## What you need to do
Your answer must consist solely of the line containing "Enumerate this screenshot's" and each line after it through the end of the data, copied exactly.

## Task material
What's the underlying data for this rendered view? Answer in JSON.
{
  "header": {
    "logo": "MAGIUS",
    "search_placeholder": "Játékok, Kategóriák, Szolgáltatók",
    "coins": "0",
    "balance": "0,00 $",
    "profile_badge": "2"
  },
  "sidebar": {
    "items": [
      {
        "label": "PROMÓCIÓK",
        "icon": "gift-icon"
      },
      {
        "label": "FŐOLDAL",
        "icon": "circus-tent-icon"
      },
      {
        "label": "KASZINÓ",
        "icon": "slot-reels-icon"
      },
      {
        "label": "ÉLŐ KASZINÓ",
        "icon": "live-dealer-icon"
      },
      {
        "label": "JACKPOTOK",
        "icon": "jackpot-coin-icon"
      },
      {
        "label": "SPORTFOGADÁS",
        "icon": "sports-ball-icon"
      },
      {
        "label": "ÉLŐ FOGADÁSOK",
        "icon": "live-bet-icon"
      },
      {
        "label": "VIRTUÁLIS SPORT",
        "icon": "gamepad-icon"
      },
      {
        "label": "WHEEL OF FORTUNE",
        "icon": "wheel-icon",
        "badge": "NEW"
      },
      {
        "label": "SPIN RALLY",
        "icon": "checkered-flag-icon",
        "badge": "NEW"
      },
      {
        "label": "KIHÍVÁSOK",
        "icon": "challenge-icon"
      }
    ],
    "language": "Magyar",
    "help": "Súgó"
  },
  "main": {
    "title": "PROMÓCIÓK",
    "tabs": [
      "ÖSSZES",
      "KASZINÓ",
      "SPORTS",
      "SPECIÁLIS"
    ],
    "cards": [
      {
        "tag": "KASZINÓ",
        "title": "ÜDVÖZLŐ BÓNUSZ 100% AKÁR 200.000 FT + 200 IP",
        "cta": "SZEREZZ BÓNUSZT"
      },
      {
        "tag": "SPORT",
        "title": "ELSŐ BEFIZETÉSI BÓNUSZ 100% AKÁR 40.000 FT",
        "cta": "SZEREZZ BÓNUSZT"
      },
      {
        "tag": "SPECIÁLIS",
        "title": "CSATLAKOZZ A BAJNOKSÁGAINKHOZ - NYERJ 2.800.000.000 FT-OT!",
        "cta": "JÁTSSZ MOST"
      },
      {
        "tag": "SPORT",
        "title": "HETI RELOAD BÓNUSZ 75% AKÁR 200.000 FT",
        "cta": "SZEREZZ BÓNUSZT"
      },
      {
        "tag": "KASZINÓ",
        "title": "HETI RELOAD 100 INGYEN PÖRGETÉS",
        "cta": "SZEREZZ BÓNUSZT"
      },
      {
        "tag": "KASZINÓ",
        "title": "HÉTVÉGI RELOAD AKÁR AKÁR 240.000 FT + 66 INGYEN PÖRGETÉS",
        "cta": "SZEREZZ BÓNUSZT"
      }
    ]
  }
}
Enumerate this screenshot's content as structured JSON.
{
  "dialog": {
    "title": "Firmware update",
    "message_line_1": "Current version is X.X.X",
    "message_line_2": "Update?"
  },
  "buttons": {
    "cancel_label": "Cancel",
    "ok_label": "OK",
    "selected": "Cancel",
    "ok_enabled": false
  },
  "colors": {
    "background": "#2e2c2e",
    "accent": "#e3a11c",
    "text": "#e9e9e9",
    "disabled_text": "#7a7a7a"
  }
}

## Exercise solution
Enumerate this screenshot's content as structured JSON.
{
  "dialog": {
    "title": "Firmware update",
    "message_line_1": "Current version is X.X.X",
    "message_line_2": "Update?"
  },
  "buttons": {
    "cancel_label": "Cancel",
    "ok_label": "OK",
    "selected": "Cancel",
    "ok_enabled": false
  },
  "colors": {
    "background": "#2e2c2e",
    "accent": "#e3a11c",
    "text": "#e9e9e9",
    "disabled_text": "#7a7a7a"
  }
}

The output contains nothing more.